I have been so struck this week by what is happening in Baltimore as you start to dig below the surface media coverage.

If my city was experiencing the tensions Baltimore is now facing, it would be sorely tempting for me just to stay inside and bar the doors!  Ignoring huge problems seems like a reasonable solution to someone not abiding in Jesus.

But so many people are showing the fruits of the spirit in Baltimore.  Teachers and principals at area high schools are trying desperately to make their student feel heard and safe.  Community centers threw together spur of the moment day care centers for families who had to work despite schools being closed Monday.  Children and adults were out on the street first thing in the morning, cleaning up and claiming their community. Clergy and faithful lay people who have been out on the streets for days, marching and praying and offering communion to anyone who will have it.

I imagine many of these souls are people who abide.  I imagine many of these people deeply know the love of God and have had their character shaped by a lifetime of prayer and Christian community.  They know that loving God always results in loving people.  Being a branch means being connected to the vine, but also reaching out to all the other branches.  Every branch is connected to the same vine.  We all belong to each other.

As you know, a handful of us here at St. Paul’s have been taking an enneagram class with Sarah Tremaine.  The enneagram is a map of the human condition, in a way, and each of the nine personality types has some very particular disconnect with God.  A particular way in which their branch doesn’t quite connect with the vine. What has struck me about the class is how the way to heal that disconnect is universal—be in prayer and meditation.  The way that prayer and meditation is shaped may look slightly different for each of the nine types, but the core to healing is connection with God.  Whether you are being blocked by your fear or your perfectionism, or your inability to follow through, or the way you bulldoze through life—whatever your issue, abiding with God, reconnecting with the vine, will help you become more whole and more balanced.

I am the type of person who is always convinced a new organizing system is going to help whatever feeling of disconnect I am currently experiencing.  Surely a new system for my closet or a new way to file papers on my desk will make everything better!  But when huge issues like an earthquake in Nepal or unrest in Baltimore come up, I feel truly overwhelmed.  Target does not sell a single thing that can help the thousands of families who have lost loved ones or people who feel hopeless and marginalized.

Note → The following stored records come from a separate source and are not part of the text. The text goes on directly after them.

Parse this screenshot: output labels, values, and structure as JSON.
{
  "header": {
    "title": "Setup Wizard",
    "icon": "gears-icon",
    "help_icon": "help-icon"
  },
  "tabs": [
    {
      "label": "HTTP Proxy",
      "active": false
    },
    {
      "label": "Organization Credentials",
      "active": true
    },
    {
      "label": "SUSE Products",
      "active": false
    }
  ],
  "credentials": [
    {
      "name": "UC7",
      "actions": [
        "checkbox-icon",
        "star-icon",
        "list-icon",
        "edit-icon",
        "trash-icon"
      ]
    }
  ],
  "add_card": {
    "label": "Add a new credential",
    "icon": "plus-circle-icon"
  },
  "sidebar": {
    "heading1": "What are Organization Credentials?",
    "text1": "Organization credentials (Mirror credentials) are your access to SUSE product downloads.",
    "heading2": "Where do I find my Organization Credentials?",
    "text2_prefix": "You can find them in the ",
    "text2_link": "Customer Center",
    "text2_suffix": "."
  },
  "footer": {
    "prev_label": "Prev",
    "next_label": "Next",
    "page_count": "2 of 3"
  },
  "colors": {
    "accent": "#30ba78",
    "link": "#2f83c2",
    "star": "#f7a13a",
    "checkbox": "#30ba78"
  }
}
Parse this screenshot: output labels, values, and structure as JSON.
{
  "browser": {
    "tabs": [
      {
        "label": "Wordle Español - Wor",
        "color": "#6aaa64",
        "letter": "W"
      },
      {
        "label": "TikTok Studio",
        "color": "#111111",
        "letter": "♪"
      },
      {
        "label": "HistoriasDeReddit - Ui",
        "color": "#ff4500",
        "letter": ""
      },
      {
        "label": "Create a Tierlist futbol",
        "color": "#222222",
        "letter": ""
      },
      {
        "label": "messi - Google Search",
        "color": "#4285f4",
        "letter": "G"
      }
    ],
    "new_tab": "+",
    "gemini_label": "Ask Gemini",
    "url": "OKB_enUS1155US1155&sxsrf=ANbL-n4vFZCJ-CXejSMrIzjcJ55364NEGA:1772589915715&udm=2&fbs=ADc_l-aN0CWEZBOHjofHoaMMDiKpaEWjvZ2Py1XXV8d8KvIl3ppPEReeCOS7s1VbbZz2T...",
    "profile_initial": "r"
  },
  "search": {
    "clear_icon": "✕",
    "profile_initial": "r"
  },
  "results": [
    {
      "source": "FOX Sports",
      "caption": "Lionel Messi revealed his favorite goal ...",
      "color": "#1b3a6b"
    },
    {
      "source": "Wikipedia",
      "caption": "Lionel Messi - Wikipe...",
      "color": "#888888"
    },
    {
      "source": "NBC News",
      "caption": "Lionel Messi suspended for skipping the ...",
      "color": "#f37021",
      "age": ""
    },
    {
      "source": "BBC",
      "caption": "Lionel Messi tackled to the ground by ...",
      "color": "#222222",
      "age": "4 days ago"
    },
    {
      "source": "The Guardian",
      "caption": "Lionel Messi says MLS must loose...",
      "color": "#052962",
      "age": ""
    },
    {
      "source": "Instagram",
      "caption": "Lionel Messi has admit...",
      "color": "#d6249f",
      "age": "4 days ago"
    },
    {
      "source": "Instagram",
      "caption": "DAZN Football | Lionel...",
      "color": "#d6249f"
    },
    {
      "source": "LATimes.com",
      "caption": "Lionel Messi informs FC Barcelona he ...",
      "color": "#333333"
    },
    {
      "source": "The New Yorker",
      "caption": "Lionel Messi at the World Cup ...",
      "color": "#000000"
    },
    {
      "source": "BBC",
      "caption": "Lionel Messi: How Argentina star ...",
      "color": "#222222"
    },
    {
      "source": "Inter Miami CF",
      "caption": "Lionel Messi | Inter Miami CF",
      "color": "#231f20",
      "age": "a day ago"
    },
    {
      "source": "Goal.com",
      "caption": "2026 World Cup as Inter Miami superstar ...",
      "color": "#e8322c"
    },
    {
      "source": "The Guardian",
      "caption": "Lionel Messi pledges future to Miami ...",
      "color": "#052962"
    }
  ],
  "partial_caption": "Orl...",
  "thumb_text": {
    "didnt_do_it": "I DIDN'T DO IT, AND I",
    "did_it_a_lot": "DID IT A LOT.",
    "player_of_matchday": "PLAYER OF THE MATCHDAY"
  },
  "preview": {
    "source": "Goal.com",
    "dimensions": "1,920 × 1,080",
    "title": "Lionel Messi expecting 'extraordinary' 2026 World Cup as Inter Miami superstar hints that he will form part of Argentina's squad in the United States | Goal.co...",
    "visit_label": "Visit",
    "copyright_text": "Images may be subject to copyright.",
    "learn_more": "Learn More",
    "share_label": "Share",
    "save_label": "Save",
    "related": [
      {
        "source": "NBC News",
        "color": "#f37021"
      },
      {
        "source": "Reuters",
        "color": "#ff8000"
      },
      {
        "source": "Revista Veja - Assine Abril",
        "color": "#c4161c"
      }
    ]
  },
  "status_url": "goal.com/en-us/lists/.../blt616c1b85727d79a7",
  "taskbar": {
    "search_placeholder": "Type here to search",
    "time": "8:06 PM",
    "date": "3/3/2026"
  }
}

But this image of a nurturing vine and loving vine grower can be so helpful and healing to us in big crises.  Because even if we can’t directly solve institutional racism or rescue hurting people, we can stay connected to God, who will lead us to help in the small ways we can.  And by staying connected to God, we also somehow stay connected to those strangers who are suffering, since they are branches on the same vine, after all.  Our prayers reach them, and theirs reach us.

So, abiding is not the work of slackers.  Abiding is the deep work of people who want to break through their own unhealthy patterns and connect to a deeply loving God.  Abiding is for those who have the courage to connect deeply to fellow human beings, even those very different from them.  Abiding is for those humble enough to realize that their own frantic actions or passionate Facebook statuses are not going to solve the world’s problems.

Abiding is for us.  God’s gift to a people who he loves.  May we ever be his fruitful branches.